Saved entries:
—————

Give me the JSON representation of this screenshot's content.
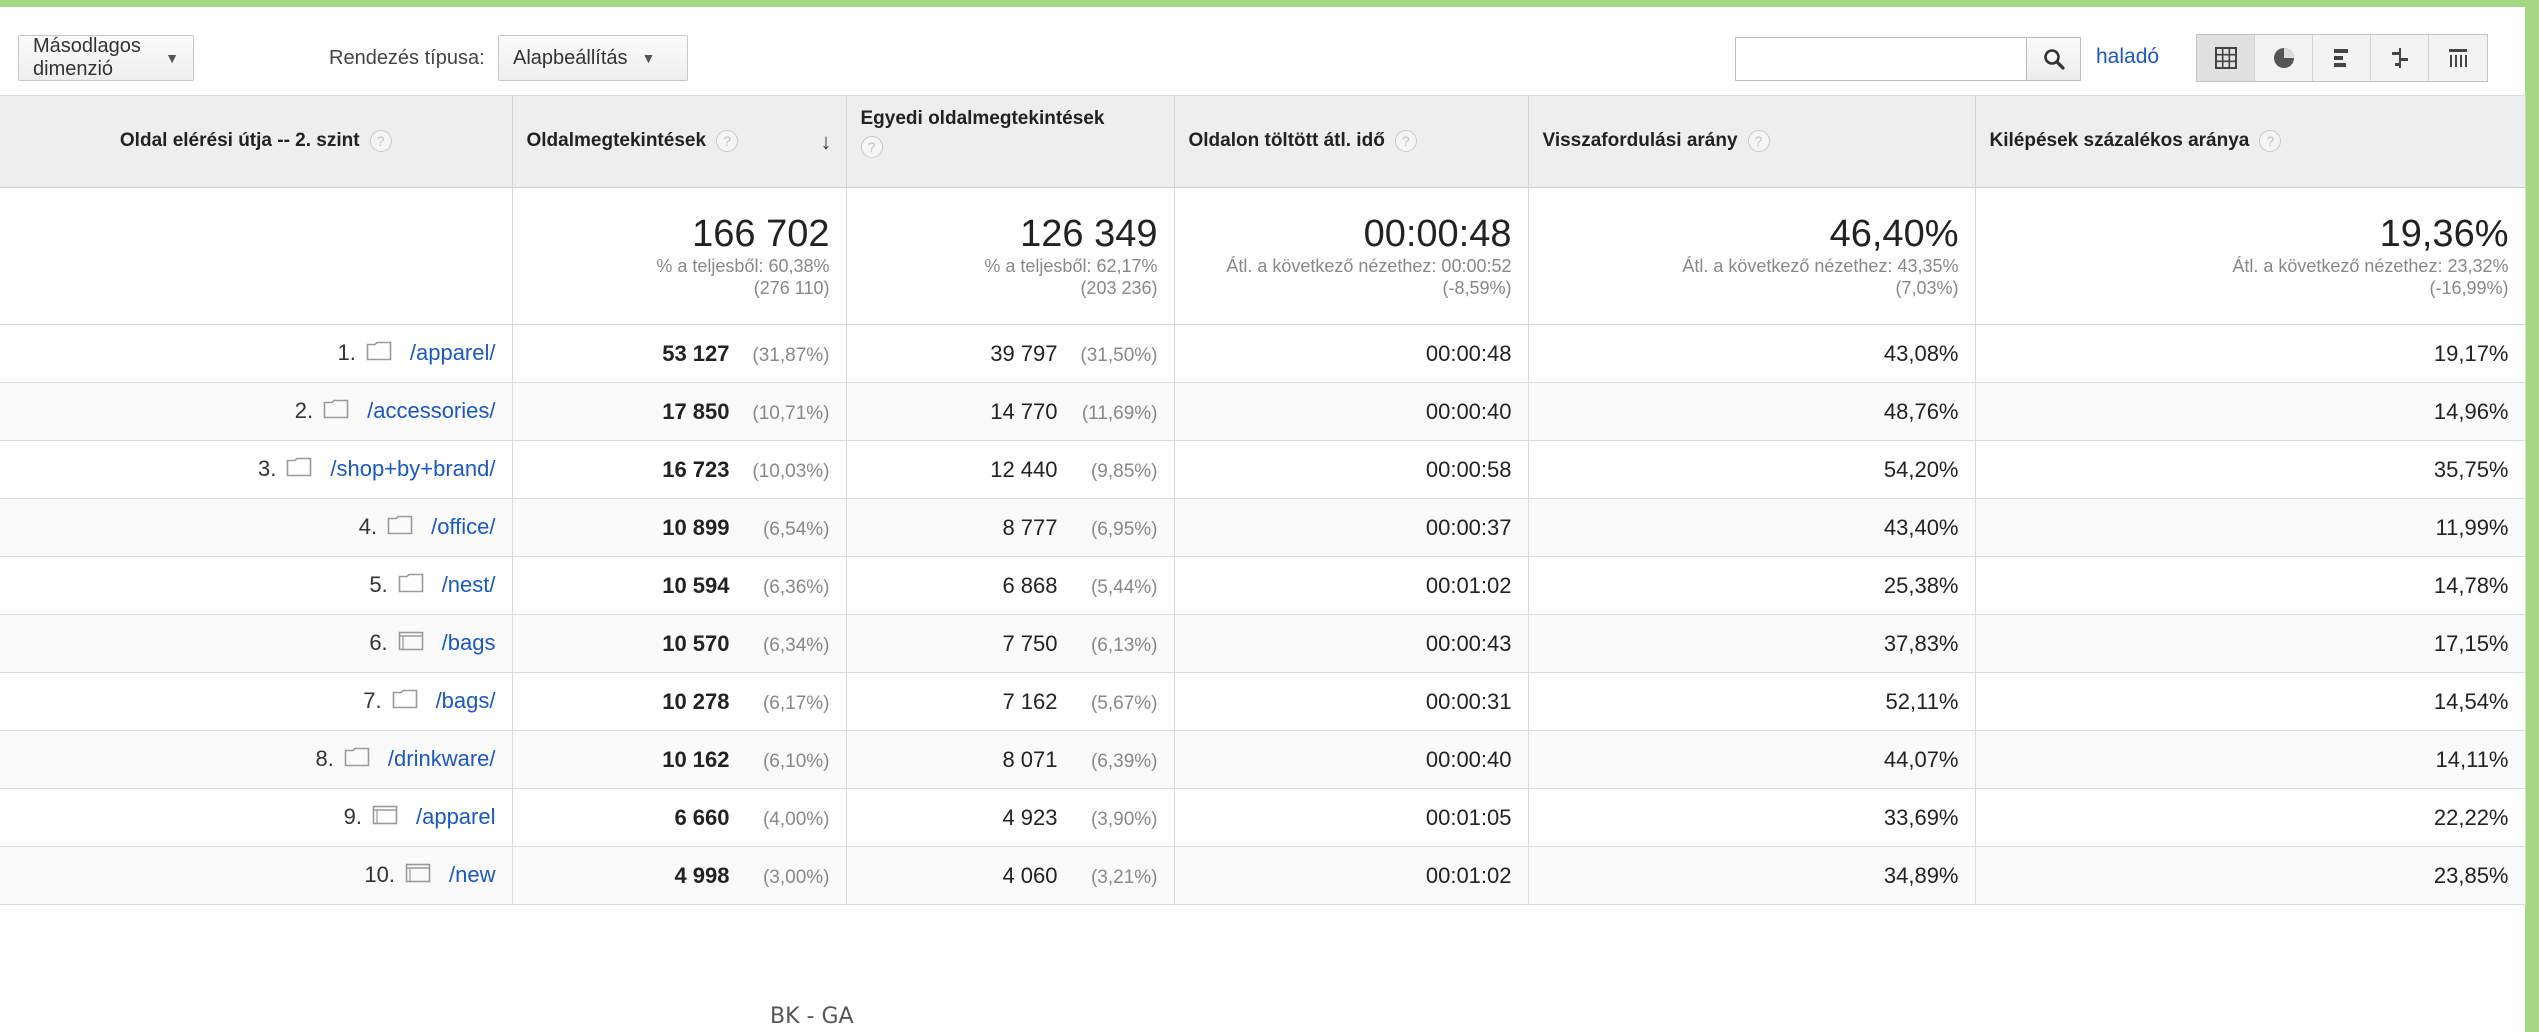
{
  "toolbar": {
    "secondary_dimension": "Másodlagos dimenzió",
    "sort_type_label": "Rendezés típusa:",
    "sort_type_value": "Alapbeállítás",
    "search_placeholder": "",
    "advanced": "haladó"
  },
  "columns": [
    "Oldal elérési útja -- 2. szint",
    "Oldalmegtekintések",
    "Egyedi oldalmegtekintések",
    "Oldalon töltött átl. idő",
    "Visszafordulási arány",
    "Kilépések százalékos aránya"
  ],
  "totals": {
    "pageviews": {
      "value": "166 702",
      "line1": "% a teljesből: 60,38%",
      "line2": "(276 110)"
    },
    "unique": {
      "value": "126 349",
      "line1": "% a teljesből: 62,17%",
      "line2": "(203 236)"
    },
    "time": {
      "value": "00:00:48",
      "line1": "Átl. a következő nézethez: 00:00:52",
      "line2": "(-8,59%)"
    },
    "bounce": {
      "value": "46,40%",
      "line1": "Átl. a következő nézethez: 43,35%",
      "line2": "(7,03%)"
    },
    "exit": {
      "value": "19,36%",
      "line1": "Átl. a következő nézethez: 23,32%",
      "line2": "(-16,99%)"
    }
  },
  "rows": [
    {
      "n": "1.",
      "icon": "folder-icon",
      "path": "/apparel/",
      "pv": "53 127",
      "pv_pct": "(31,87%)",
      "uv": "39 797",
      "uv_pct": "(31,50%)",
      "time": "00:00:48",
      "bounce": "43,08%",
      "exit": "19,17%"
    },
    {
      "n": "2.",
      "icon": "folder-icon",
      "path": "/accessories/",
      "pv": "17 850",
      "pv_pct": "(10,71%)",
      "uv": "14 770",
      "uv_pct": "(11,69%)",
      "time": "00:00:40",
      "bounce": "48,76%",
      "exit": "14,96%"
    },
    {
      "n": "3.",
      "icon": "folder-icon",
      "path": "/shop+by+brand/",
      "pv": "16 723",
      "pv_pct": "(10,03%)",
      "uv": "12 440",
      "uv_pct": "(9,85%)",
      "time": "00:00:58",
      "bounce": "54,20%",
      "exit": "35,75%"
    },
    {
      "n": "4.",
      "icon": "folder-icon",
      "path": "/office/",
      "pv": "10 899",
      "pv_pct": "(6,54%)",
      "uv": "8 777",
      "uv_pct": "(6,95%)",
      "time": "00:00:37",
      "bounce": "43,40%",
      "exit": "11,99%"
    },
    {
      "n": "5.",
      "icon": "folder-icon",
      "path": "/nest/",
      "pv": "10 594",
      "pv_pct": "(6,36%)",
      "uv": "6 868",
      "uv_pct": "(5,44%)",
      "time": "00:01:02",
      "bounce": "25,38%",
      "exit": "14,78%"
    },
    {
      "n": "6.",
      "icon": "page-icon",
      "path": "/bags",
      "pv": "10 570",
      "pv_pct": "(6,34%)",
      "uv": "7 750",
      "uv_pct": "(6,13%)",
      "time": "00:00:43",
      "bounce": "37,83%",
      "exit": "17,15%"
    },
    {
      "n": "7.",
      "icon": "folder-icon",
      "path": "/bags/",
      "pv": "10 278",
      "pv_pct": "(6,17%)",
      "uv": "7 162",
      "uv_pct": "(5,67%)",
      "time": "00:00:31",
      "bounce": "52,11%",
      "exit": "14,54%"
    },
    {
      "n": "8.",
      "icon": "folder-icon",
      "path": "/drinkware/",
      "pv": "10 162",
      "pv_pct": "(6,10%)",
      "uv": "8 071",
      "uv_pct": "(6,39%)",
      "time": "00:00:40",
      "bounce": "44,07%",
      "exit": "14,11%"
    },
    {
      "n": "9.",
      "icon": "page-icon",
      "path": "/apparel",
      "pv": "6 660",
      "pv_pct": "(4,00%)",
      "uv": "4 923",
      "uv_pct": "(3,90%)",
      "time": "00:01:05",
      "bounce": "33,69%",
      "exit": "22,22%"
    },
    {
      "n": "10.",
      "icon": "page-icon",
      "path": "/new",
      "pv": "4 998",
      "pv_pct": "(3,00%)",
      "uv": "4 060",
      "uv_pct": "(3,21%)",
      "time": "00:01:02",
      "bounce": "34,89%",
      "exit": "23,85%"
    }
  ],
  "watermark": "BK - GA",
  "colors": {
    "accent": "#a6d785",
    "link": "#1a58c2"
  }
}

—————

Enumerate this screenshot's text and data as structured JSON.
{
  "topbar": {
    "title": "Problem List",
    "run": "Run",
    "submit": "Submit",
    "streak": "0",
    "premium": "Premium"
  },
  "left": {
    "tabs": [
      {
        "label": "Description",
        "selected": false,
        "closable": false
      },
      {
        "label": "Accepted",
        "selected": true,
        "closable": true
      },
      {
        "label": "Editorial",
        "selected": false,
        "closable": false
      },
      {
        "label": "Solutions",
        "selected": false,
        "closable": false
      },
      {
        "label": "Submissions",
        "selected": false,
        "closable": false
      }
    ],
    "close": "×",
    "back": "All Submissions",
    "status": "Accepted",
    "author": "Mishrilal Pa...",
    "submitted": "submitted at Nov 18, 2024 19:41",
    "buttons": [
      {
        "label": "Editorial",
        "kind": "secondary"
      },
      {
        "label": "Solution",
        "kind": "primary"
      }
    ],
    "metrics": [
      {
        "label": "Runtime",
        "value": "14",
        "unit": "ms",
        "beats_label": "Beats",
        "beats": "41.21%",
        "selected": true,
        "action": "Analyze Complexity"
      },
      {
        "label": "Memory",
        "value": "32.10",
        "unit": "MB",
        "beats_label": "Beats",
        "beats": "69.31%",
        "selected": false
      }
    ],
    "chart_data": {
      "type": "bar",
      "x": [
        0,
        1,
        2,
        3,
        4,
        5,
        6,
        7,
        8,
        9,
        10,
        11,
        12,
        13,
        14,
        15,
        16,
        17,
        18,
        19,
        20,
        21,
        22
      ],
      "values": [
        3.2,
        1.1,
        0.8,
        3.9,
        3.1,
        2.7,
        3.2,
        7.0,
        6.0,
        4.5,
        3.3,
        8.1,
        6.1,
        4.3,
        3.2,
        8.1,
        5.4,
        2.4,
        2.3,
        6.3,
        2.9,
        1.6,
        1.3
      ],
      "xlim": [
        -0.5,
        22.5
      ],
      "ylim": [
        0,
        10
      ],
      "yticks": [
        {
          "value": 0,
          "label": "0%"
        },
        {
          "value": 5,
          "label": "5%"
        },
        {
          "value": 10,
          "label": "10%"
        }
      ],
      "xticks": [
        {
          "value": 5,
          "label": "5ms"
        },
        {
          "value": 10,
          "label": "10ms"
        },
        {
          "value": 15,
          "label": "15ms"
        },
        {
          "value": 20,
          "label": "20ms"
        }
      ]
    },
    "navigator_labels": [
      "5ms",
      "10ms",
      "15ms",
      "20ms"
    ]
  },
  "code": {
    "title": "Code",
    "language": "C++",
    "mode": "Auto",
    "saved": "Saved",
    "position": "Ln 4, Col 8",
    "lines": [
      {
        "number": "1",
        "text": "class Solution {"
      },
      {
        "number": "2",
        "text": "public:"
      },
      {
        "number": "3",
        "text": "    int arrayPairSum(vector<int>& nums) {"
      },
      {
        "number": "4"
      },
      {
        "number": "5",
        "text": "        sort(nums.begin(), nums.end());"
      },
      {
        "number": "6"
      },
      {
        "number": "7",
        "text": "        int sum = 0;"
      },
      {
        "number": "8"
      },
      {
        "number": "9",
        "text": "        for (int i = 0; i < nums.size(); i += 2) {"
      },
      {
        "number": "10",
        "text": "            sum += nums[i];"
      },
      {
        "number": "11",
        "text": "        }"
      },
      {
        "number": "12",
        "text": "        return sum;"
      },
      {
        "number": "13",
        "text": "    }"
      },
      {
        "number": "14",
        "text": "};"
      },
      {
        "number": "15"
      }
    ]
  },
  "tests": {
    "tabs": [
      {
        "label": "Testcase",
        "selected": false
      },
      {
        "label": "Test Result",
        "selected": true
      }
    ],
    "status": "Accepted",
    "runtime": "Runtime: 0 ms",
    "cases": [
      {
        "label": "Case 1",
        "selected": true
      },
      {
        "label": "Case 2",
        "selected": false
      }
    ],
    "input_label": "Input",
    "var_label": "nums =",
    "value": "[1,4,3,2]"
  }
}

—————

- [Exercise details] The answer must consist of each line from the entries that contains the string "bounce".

- [Output below]
    "bounce": {
      "bounce": "43,08%",
      "bounce": "48,76%",
      "bounce": "54,20%",
      "bounce": "43,40%",
      "bounce": "25,38%",
      "bounce": "37,83%",
      "bounce": "52,11%",
      "bounce": "44,07%",
      "bounce": "33,69%",
      "bounce": "34,89%",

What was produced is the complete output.